Records contained in a dataset
--

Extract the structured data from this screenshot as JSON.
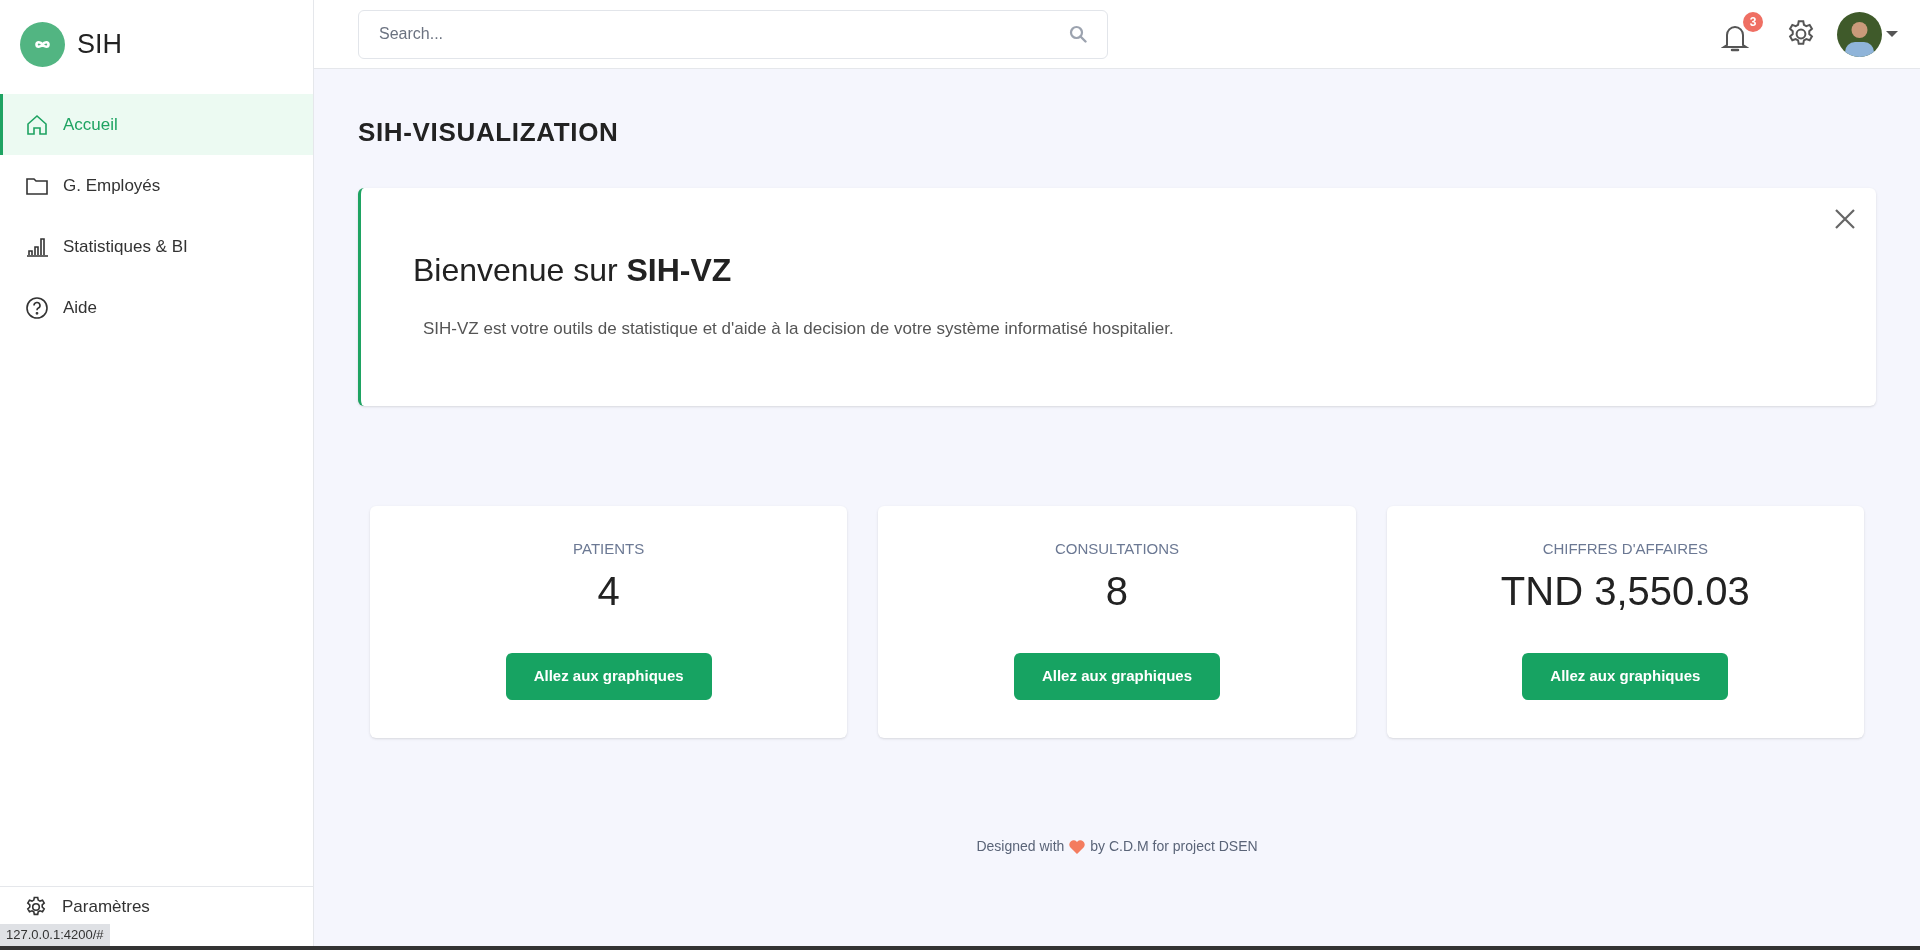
{
  "brand": {
    "name": "SIH"
  },
  "sidebar": {
    "items": [
      {
        "label": "Accueil",
        "selected": true
      },
      {
        "label": "G. Employés",
        "selected": false
      },
      {
        "label": "Statistiques & BI",
        "selected": false
      },
      {
        "label": "Aide",
        "selected": false
      }
    ],
    "footer_item": {
      "label": "Paramètres"
    }
  },
  "topbar": {
    "search": {
      "placeholder": "Search..."
    },
    "notifications": {
      "count": "3"
    }
  },
  "page_title": "SIH-VISUALIZATION",
  "welcome": {
    "heading": "Bienvenue sur **SIH-VZ**",
    "text": "SIH-VZ est votre outils de statistique et d'aide à la decision de votre système informatisé hospitalier."
  },
  "stats": [
    {
      "label": "PATIENTS",
      "value": "4",
      "button": "Allez aux graphiques"
    },
    {
      "label": "CONSULTATIONS",
      "value": "8",
      "button": "Allez aux graphiques"
    },
    {
      "label": "CHIFFRES D'AFFAIRES",
      "value": "TND 3,550.03",
      "button": "Allez aux graphiques"
    }
  ],
  "footer": {
    "before": "Designed with",
    "after": "by C.D.M for project DSEN"
  },
  "status_url": "127.0.0.1:4200/#"
}
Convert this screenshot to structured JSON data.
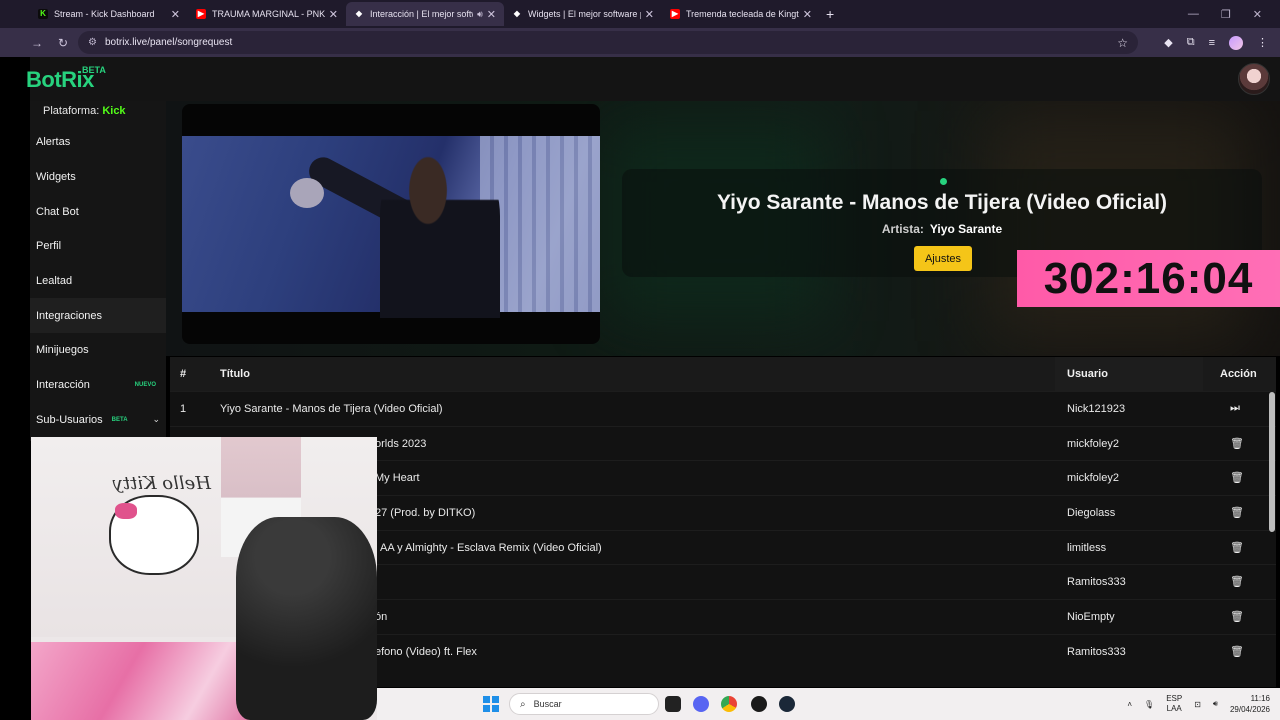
{
  "browser": {
    "tabs": [
      {
        "title": "Stream - Kick Dashboard",
        "fav_color": "#53fc18",
        "fav_glyph": "K"
      },
      {
        "title": "TRAUMA MARGINAL - PNKZ 🔥",
        "fav_color": "#ff0000",
        "fav_glyph": "▶"
      },
      {
        "title": "Interacción | El mejor softw",
        "fav_color": "#ffffff",
        "fav_glyph": "◆"
      },
      {
        "title": "Widgets | El mejor software par",
        "fav_color": "#ffffff",
        "fav_glyph": "◆"
      },
      {
        "title": "Tremenda tecleada de Kingteka",
        "fav_color": "#ff0000",
        "fav_glyph": "▶"
      }
    ],
    "url": "botrix.live/panel/songrequest"
  },
  "app": {
    "logo": "BotRix",
    "logo_badge": "BETA"
  },
  "sidebar": {
    "platform_label": "Plataforma:",
    "platform_value": "Kick",
    "items": [
      {
        "label": "Alertas"
      },
      {
        "label": "Widgets"
      },
      {
        "label": "Chat Bot"
      },
      {
        "label": "Perfil"
      },
      {
        "label": "Lealtad"
      },
      {
        "label": "Integraciones"
      },
      {
        "label": "Minijuegos"
      },
      {
        "label": "Interacción",
        "badge": "NUEVO"
      },
      {
        "label": "Sub-Usuarios",
        "badge": "BETA"
      }
    ]
  },
  "player": {
    "song_title": "Yiyo Sarante - Manos de Tijera (Video Oficial)",
    "artist_label": "Artista:",
    "artist_name": "Yiyo Sarante",
    "settings_button": "Ajustes",
    "accent": "#27d27e",
    "button_color": "#f5c518"
  },
  "timer": {
    "value": "302:16:04",
    "color": "#ff5aa8"
  },
  "queue": {
    "headers": {
      "num": "#",
      "title": "Título",
      "user": "Usuario",
      "action": "Acción"
    },
    "rows": [
      {
        "num": "1",
        "title": "Yiyo Sarante - Manos de Tijera (Video Oficial)",
        "user": "Nick121923",
        "action": "skip"
      },
      {
        "num": "",
        "title": "orlds 2023",
        "user": "mickfoley2",
        "action": "delete"
      },
      {
        "num": "",
        "title": "My Heart",
        "user": "mickfoley2",
        "action": "delete"
      },
      {
        "num": "",
        "title": "27 (Prod. by DITKO)",
        "user": "Diegolass",
        "action": "delete"
      },
      {
        "num": "",
        "title": "AA y Almighty - Esclava Remix (Video Oficial)",
        "user": "limitless",
        "action": "delete"
      },
      {
        "num": "",
        "title": "",
        "user": "Ramitos333",
        "action": "delete"
      },
      {
        "num": "",
        "title": "ón",
        "user": "NioEmpty",
        "action": "delete"
      },
      {
        "num": "",
        "title": "efono (Video) ft. Flex",
        "user": "Ramitos333",
        "action": "delete"
      }
    ]
  },
  "webcam": {
    "sign_text": "Hello Kitty"
  },
  "taskbar": {
    "search_placeholder": "Buscar",
    "lang_top": "ESP",
    "lang_bottom": "LAA",
    "time": "11:16",
    "date": "29/04/2026"
  }
}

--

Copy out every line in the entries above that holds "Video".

    "song_title": "Yiyo Sarante - Manos de Tijera (Video Oficial)",
        "title": "Yiyo Sarante - Manos de Tijera (Video Oficial)",
        "title": "AA y Almighty - Esclava Remix (Video Oficial)",
        "title": "efono (Video) ft. Flex",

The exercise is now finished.